• [PROBLEM REQUIREMENTS] The answer must be every line of the records below that contains the word "更多查询".

Website and app data records
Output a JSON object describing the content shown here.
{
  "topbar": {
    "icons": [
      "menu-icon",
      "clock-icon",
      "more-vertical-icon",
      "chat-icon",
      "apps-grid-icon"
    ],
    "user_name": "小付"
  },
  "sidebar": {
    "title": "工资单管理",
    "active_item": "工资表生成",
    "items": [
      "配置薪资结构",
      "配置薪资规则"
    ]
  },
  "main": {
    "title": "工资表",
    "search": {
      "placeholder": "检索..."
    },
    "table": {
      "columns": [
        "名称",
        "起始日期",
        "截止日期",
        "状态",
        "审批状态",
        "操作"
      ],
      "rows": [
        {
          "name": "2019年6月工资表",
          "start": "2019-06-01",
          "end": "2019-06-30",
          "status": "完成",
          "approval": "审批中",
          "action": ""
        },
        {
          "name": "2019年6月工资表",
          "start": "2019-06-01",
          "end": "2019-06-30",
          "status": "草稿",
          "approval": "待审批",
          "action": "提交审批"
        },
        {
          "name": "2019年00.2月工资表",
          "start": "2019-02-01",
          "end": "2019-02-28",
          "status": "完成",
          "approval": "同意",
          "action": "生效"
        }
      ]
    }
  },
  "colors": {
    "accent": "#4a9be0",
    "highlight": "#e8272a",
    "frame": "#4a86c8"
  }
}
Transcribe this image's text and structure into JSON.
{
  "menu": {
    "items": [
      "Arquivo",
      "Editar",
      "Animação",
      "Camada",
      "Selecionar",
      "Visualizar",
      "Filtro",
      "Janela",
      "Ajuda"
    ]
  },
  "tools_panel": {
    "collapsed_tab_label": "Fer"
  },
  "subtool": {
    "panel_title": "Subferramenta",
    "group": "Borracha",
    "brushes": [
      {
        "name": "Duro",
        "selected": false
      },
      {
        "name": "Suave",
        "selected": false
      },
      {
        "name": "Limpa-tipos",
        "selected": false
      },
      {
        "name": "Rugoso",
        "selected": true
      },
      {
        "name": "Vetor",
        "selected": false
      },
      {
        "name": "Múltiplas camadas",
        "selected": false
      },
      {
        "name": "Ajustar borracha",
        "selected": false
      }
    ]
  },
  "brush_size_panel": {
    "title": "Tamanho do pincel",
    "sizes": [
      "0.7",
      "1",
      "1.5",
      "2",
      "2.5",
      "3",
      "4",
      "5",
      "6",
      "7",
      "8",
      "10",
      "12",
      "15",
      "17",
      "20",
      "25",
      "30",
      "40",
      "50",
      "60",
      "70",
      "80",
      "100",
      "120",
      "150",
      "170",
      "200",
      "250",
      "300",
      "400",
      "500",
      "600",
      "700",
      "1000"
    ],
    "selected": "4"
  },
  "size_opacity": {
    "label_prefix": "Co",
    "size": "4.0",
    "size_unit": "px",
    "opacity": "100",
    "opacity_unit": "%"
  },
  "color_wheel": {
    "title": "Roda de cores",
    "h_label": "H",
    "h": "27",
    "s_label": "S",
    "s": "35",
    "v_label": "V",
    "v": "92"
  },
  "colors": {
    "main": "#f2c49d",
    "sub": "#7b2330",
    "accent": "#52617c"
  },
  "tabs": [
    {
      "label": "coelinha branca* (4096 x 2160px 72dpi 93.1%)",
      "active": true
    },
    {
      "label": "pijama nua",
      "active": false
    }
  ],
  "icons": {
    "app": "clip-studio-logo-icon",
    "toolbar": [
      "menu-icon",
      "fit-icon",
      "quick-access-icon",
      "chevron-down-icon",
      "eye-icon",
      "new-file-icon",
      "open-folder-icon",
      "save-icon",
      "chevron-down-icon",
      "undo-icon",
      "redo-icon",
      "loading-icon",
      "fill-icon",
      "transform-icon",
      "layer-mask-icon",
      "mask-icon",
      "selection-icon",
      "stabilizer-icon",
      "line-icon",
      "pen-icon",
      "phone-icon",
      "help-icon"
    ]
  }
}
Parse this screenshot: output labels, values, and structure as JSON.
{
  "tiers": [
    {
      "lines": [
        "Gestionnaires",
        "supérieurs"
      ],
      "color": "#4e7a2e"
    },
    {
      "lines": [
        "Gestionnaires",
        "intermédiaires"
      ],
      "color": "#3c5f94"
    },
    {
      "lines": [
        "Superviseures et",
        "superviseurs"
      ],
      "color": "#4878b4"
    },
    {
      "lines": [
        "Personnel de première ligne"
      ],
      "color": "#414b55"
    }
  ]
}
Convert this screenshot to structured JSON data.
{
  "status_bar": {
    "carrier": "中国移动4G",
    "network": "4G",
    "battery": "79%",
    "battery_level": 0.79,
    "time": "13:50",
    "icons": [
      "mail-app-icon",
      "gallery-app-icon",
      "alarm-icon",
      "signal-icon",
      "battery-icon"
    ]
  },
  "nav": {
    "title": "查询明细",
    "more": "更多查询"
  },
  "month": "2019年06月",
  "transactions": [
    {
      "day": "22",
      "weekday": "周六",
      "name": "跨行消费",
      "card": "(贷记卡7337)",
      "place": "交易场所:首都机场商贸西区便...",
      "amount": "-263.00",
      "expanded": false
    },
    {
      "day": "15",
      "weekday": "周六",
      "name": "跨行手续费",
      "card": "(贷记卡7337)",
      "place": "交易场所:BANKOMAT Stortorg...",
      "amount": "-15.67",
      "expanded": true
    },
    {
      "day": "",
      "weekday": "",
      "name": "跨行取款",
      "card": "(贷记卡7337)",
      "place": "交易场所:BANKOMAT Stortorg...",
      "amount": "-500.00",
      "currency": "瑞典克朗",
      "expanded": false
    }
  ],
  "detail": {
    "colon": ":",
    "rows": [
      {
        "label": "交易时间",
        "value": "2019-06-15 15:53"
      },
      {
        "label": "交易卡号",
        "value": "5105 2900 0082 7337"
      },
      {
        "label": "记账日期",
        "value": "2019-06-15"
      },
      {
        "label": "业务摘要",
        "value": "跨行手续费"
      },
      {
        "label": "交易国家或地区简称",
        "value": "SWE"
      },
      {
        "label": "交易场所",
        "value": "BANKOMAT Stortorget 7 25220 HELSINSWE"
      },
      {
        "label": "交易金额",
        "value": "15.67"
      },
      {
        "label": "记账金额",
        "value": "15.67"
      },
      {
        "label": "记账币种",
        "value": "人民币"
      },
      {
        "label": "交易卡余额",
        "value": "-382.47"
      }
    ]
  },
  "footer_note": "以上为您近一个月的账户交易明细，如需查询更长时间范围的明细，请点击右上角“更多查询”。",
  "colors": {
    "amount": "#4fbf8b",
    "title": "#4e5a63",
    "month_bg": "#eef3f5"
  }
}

• [SOLUTION TO THIS EXERCISE]
    "more": "更多查询"
  "footer_note": "以上为您近一个月的账户交易明细，如需查询更长时间范围的明细，请点击右上角“更多查询”。",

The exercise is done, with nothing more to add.